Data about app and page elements
--------------------

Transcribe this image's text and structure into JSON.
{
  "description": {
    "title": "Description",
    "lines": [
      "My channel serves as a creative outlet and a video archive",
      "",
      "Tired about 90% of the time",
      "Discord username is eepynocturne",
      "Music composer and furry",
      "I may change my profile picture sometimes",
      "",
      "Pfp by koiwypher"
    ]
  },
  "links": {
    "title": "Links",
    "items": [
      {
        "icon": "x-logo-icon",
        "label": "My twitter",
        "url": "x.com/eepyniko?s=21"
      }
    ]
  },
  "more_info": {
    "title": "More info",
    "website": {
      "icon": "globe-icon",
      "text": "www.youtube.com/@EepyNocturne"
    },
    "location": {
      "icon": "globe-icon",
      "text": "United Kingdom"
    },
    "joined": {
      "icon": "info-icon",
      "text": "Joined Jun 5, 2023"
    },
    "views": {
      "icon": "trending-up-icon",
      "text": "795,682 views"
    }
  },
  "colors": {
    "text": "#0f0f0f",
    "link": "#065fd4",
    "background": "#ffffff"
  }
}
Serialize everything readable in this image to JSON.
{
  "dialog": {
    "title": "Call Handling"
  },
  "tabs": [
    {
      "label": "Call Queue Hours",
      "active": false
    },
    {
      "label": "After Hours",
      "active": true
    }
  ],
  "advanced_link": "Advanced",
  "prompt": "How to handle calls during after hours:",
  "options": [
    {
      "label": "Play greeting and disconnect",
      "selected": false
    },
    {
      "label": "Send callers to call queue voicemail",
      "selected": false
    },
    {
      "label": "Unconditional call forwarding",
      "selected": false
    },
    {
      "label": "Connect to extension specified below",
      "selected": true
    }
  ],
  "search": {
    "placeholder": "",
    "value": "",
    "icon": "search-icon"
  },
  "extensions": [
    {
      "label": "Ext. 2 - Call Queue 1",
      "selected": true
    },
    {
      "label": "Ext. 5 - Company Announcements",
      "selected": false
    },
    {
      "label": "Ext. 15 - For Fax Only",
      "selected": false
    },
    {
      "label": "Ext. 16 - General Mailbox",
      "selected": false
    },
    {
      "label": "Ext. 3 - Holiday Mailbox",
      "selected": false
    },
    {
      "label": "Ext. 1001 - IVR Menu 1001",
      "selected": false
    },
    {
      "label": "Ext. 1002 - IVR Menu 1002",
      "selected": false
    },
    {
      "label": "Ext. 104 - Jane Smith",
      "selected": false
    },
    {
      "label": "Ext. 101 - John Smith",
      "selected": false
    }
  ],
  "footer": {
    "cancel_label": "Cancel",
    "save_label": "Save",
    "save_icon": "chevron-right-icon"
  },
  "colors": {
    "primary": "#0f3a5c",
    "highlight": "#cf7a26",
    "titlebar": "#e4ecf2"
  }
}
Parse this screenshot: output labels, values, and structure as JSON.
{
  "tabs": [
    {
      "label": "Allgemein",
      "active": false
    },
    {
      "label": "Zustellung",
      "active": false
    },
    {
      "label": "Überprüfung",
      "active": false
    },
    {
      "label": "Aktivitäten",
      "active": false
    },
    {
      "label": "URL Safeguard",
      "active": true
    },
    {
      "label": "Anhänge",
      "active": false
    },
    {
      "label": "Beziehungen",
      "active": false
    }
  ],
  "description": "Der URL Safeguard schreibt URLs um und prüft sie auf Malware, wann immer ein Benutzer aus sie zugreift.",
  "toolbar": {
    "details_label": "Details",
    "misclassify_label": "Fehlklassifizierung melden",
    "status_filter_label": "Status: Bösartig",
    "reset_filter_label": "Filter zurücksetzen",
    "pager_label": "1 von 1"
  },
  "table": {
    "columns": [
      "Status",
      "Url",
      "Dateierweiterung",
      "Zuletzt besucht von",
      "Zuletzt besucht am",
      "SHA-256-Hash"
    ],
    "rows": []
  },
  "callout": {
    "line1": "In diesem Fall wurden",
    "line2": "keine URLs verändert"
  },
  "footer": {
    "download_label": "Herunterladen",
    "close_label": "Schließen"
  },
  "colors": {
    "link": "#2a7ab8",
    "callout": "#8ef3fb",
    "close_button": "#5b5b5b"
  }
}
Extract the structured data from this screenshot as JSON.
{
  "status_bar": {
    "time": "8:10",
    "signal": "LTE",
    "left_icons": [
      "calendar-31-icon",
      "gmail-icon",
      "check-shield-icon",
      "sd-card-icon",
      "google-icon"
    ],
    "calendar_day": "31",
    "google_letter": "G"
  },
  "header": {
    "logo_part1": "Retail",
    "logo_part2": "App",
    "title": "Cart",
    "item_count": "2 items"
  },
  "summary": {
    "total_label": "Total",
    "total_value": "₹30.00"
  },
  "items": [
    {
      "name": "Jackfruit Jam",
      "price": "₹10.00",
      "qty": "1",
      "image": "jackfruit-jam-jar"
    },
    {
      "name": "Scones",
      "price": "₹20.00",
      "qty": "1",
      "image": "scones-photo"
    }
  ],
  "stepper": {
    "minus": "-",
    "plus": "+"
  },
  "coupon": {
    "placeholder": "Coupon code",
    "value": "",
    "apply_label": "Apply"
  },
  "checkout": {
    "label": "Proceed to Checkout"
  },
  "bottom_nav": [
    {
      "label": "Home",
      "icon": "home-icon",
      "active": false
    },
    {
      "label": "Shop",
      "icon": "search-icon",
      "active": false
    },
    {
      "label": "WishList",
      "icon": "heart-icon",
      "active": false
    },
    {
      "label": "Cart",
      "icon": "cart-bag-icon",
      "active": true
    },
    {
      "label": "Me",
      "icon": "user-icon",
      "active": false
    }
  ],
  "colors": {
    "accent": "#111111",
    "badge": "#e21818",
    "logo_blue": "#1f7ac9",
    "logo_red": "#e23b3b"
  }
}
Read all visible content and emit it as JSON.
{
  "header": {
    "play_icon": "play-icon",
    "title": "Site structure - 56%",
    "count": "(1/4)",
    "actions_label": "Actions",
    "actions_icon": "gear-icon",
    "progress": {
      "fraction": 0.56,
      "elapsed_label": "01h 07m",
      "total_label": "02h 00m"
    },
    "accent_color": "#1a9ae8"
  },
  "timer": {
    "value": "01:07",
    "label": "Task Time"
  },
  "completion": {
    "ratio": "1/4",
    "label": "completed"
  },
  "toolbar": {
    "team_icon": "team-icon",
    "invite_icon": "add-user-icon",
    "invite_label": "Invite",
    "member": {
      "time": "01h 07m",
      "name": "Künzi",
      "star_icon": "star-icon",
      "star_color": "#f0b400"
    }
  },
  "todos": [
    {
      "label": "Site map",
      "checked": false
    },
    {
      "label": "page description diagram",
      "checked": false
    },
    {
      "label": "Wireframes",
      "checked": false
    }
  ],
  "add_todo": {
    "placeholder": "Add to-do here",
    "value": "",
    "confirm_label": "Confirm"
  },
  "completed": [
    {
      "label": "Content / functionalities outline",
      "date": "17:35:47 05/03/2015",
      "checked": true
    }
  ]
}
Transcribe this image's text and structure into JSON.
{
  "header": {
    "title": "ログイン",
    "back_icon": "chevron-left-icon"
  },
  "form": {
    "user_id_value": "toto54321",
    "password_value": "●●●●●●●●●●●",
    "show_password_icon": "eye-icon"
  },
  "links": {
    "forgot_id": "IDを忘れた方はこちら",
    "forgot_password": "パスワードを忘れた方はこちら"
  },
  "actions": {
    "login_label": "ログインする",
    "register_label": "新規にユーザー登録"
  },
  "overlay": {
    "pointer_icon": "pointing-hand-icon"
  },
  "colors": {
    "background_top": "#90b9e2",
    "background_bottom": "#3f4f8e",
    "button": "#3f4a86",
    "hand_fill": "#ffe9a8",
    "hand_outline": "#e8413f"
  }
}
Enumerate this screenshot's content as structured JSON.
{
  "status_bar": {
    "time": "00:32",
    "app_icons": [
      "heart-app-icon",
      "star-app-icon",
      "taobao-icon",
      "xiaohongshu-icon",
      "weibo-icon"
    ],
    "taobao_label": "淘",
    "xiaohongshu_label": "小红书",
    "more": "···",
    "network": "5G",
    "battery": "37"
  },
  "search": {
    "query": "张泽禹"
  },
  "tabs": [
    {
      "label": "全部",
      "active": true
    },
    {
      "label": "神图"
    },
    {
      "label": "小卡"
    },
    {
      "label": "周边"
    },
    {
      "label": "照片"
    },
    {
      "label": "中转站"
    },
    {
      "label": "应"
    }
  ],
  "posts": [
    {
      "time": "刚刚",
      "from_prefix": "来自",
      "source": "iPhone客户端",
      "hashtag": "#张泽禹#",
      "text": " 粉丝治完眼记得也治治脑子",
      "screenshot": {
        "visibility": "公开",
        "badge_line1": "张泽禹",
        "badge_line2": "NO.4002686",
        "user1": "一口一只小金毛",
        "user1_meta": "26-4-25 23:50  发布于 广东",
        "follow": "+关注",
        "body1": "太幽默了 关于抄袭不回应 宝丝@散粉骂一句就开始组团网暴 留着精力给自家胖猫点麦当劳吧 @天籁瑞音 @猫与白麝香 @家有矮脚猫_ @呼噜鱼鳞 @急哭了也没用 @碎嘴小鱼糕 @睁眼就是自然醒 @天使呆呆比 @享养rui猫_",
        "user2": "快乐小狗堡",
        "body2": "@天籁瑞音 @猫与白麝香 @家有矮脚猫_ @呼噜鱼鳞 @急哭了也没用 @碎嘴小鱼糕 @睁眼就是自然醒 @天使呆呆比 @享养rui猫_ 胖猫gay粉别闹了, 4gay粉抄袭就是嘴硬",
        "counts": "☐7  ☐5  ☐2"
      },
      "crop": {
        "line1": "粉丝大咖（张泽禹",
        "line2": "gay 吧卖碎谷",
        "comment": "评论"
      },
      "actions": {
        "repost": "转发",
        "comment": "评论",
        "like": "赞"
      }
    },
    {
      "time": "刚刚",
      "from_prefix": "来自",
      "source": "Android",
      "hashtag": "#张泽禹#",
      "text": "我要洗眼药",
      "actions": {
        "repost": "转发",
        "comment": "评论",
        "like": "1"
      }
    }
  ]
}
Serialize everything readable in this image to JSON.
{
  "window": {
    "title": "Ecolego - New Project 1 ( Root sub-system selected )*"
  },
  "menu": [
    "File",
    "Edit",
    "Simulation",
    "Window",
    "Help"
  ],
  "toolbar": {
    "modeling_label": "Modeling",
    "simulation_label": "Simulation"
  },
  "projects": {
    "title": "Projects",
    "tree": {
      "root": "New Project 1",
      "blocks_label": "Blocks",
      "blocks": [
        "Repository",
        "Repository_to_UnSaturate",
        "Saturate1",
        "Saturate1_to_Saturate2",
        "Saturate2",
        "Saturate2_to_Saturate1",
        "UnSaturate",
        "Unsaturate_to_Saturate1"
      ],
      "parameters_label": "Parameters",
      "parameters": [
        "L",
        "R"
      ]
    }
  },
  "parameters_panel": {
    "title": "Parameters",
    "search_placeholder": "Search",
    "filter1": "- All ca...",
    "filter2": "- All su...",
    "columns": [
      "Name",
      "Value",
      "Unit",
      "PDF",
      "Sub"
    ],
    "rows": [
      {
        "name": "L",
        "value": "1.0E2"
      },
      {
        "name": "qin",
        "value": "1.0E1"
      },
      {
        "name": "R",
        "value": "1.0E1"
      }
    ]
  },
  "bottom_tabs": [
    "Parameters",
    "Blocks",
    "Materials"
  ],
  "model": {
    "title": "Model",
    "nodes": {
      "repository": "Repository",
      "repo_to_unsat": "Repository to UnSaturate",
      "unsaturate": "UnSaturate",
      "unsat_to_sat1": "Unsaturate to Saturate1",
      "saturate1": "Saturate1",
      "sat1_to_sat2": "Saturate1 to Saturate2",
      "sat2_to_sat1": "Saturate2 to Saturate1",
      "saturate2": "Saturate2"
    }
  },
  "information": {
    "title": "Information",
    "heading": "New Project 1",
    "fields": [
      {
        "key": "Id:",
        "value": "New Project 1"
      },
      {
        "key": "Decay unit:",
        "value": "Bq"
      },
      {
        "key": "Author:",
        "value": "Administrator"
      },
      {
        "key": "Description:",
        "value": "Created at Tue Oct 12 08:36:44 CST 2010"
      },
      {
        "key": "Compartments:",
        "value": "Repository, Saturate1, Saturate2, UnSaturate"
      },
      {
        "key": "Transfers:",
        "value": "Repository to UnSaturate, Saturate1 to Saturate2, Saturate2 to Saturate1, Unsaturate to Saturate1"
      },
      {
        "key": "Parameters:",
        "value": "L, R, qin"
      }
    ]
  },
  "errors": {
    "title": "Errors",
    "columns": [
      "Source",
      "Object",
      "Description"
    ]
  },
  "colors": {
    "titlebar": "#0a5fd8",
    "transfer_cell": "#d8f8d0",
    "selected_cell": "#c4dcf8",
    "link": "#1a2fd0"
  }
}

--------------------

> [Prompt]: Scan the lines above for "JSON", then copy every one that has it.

> [Solution to the problem]:
Transcribe this image's text and structure into JSON.
Serialize everything readable in this image to JSON.
Parse this screenshot: output labels, values, and structure as JSON.
Extract the structured data from this screenshot as JSON.
Read all visible content and emit it as JSON.
Transcribe this image's text and structure into JSON.
Enumerate this screenshot's content as structured JSON.
Serialize everything readable in this image to JSON.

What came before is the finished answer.